Assessing the role of environment on marmoset behavior

Dr. C.C. and Mabel L. Criss Library

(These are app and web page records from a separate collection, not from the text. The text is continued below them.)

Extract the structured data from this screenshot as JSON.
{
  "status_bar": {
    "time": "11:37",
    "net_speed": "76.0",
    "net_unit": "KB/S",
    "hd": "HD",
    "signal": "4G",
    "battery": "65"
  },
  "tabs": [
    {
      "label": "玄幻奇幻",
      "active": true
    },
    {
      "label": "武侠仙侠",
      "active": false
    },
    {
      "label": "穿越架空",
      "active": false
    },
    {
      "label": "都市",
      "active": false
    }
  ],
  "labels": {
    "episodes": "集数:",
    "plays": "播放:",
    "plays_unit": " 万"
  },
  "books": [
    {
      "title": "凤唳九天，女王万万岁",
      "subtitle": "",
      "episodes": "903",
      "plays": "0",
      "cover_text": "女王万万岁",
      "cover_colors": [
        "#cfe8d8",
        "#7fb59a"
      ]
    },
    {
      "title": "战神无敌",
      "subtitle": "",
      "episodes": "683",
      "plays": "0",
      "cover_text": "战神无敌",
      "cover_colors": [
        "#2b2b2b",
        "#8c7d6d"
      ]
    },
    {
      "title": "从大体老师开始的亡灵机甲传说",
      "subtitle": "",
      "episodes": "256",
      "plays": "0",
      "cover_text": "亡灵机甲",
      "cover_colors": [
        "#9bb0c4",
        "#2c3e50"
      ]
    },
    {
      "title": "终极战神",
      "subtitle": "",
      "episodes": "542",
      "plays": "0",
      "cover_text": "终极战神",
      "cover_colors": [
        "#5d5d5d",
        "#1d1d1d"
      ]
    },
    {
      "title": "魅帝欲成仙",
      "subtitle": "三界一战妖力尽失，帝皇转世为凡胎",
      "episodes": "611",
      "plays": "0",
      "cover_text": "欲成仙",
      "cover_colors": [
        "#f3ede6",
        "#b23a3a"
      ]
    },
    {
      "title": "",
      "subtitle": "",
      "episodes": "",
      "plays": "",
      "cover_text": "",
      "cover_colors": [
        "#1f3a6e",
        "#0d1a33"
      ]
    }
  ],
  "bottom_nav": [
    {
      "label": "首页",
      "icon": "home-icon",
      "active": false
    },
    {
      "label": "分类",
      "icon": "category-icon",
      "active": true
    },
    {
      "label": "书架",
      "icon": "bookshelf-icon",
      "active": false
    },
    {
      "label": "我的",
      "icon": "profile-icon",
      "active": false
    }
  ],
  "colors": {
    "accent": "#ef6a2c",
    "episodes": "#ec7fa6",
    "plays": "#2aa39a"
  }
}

Animal research often involves removing a subject from their home-environment and placing them into an experimental setting to make controlled changes and observations. This project provides justification for the reliability of data collection that occurs outside of the homeenvironment, and the consistency of marmoset monkey behavior across settings. Behavioral data were collected both in the home-environment, as well as in an artificial test setting in which the subject was exposed to a novel object (in the home-environment a wooden perch, and in the test setting an unfamiliar apparatus). Behaviors indicative of avoidance and stress were recorded during focal observations in both settings. In the home-environment subjects had access to their pair-mate for the entirety of the observation. Marmoset monkeys are highly social and form strong male-female social bonds, however, their behavior toward the novel object was not related to the behavior of their pair-mate toward that object (r=-0.57-0.601,p>0.05). Stress behavior in the novel environment (average time moving around the apparatus across observations) was significantly predicted by the amount of time spent interacting with the novel object in the home-environment (average time sitting on the perch across observations), such that subjects that took longer to approach the perch in the home-environment spent more time in locomotion (indicating increased stress) (F(1,5)=16.141,p=0.016) and tended to spend less time sitting on the perch (F(1,5)=7.661,p=0.05). Sex differences in these results were not observed. These findings suggest that the stress behavior of a marmoset is consistent across experimental environments for both male and female marmosets.